“My point is, I’m not taking up for anything or anybody, but you’ve got to look at the whole thing from a thousand feet, aight? When you do that, you see there’s a lot of explosive plays that are created because of the style of offense that we have that make it very difficult for the defense.
“On the other hand, I want to agree with you that we need to be able to control the line of scrimmage better because there’s always times when you have to run the ball in the game. We have really good running backs, aight, so we have to be able to utilize their skill, and they’re all good receivers, so they’ve all contributed in the passing game as well at catching passes. This is a little bit of a philosophical thing. I even tell them on offense, ‘You can’t have an RPO this time. We’re in team run, you can’t throw an RPO, you’ve got to run the ball. They’ve got to know you’ve got to run it and we’re going to run it and the defense is going to play it and we’re going to see who wins.’ Gaining 3 or 4 yards is not bad. It’s not bad. We just don’t want to have negative plays. I think sometimes the expectation that we have, as a fan base, as a coaching staff, is that every play that we run is going to be hugely successful. We’re going to gain 20 yards on every time we run the ball and we’re going to gain 20 yards every time we throw it. And I think you have to give the other team a little bit of credit. Texas A&M had a really good front seven. They played physical, they played hard in the game. We never got to the point where they said ‘Uncle.’ They never game up in the game. I mean, they were calling timeout at the end trying to score another touchdown. That’s not a good thing from our standpoint in terms of how we want to physically control and dominate a game.
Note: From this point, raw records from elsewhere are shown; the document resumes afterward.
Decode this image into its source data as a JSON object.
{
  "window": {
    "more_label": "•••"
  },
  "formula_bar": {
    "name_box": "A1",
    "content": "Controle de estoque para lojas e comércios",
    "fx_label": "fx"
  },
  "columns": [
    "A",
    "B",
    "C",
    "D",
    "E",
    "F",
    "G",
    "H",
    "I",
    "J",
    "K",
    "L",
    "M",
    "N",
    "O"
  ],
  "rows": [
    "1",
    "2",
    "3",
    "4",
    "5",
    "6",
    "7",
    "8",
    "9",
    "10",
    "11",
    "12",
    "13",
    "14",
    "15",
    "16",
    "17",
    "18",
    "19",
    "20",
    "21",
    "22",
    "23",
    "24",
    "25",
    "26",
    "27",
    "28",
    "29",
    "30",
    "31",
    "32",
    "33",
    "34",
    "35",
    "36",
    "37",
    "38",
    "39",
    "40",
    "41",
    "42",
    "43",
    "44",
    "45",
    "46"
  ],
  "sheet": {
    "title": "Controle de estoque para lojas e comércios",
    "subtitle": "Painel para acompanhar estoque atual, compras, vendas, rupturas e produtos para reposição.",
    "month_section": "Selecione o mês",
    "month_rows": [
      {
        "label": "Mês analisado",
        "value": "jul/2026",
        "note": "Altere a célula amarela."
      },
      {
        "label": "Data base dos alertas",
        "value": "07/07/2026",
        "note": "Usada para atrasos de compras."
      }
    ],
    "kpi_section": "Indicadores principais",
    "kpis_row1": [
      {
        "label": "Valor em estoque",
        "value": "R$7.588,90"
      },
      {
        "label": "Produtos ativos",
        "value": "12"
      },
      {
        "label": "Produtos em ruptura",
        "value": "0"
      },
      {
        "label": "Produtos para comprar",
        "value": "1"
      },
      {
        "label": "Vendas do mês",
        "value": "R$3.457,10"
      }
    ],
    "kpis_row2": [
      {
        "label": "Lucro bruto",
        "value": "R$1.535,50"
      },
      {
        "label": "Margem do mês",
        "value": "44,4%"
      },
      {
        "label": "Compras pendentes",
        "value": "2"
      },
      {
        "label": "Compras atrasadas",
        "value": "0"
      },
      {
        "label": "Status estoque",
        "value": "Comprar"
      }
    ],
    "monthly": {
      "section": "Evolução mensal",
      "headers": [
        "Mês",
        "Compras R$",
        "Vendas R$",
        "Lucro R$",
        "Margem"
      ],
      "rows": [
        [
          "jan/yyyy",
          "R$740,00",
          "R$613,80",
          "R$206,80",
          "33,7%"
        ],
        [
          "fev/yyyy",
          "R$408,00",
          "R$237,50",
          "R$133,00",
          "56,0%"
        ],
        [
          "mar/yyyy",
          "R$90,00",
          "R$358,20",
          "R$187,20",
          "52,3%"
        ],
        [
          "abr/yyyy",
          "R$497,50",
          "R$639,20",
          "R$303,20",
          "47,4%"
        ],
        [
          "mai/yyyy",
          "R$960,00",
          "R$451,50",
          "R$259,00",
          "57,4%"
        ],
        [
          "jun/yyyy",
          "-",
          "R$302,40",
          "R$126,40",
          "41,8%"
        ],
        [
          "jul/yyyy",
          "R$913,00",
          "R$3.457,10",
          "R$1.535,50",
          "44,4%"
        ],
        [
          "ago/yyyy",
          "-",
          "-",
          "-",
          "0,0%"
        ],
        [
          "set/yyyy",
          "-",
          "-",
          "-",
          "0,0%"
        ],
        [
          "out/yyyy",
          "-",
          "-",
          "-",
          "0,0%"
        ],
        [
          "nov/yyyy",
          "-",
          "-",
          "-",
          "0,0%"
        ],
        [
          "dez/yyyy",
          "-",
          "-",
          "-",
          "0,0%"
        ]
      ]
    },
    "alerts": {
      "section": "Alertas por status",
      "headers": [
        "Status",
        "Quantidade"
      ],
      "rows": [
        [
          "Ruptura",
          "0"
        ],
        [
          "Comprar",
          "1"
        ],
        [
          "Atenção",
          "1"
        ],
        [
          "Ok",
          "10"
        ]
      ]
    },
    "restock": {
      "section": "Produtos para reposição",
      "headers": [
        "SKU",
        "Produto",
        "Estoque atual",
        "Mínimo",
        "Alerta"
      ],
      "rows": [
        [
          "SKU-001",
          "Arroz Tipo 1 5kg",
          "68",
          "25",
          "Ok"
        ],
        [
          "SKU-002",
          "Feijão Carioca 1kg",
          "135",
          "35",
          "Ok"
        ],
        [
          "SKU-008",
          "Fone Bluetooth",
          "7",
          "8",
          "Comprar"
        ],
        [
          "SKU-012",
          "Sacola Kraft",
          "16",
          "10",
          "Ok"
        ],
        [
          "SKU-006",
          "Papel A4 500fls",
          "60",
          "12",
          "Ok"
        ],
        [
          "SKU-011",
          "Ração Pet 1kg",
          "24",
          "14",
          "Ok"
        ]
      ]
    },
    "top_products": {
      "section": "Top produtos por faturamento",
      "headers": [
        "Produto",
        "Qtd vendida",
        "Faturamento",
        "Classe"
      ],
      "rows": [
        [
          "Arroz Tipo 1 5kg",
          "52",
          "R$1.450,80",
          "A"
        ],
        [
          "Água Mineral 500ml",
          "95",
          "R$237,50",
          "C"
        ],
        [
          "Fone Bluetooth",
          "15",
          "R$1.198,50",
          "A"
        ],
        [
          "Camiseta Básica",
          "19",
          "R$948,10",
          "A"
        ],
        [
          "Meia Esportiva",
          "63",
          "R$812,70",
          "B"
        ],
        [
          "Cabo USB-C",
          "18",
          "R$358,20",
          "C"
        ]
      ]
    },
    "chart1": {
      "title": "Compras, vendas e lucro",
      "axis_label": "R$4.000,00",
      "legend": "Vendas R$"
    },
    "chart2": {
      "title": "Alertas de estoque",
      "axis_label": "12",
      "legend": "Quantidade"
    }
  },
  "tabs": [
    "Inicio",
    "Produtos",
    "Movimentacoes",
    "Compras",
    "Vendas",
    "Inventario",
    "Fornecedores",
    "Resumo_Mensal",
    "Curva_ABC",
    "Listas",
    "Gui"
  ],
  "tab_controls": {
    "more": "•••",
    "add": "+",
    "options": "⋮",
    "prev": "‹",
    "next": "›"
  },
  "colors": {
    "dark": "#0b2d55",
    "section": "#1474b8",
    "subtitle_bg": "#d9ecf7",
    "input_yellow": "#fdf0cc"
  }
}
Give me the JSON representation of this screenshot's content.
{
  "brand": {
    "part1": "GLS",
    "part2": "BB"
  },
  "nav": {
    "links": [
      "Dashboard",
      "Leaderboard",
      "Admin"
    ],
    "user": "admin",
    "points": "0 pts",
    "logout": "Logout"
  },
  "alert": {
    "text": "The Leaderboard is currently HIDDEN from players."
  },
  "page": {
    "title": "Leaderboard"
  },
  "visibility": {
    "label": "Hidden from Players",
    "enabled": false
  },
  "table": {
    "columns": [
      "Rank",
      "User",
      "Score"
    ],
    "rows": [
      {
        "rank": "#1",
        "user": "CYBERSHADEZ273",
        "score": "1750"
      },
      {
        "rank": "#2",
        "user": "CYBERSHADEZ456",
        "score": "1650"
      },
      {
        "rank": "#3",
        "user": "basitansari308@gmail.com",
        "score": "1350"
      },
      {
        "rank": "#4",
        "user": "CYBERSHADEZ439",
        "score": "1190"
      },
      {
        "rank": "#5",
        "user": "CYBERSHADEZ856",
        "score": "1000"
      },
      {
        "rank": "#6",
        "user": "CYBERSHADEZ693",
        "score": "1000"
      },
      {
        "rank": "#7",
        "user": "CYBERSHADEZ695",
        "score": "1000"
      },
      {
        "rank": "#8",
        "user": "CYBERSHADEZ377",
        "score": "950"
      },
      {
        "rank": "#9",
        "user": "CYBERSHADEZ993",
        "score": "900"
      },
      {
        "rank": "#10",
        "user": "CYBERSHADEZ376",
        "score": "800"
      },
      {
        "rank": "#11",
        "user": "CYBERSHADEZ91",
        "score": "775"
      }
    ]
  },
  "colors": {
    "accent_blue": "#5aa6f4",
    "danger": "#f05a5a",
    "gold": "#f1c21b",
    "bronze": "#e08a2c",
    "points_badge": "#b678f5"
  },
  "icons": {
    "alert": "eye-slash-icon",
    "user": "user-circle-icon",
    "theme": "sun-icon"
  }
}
But again, it’s not really the style of play that has been successful for us so far.
“So if we want to take all those big plays away… 11 explosive passes over 20 yards last week, and 600 yards we’re gaining in the game because we’re doing what we’re doing. If we want to take that all away and go high yucca ball, and play what I call ‘wad ball,’ when everybody gets in the box and we see if we can gain three yards… We can go back to that. If that’s what y’all want. We can do that. I mean, I’m fine with that. Peewee, is that what you want to do? Aight? Well then, let’s give the offensive line a little bit of credit.”
Alabama’s offense posted 524 total yards and a season-high 8.59 yards per play last week against Texas A&M but had 28 carries for 109 yards. It was the fewest carries for Alabama since posting 21 in a 2013 win over Colorado State, and the fewest rushing yards since a 2014 win against Arkansas.
Alabama also took the ball with 7:36 to go but stalled out after two first downs, punting to Texas A&M with 3:03 to go. Alabama had similar situations against Ole Miss, Arkansas State and Louisville. Against Ole Miss, UA started a drive with 4:09 before the backup offense went three-and-out to give the ball back to the Rebels. Against Arkansas State, the backup offense went three-and-out after taking over with 2:41 to go. Louisville got the ball with 3:39 to go in the game after forcing another three-and-out and scored a touchdown on its final possession.
Reach Ben Jones at firstname.lastname@example.org or 205-722-0196.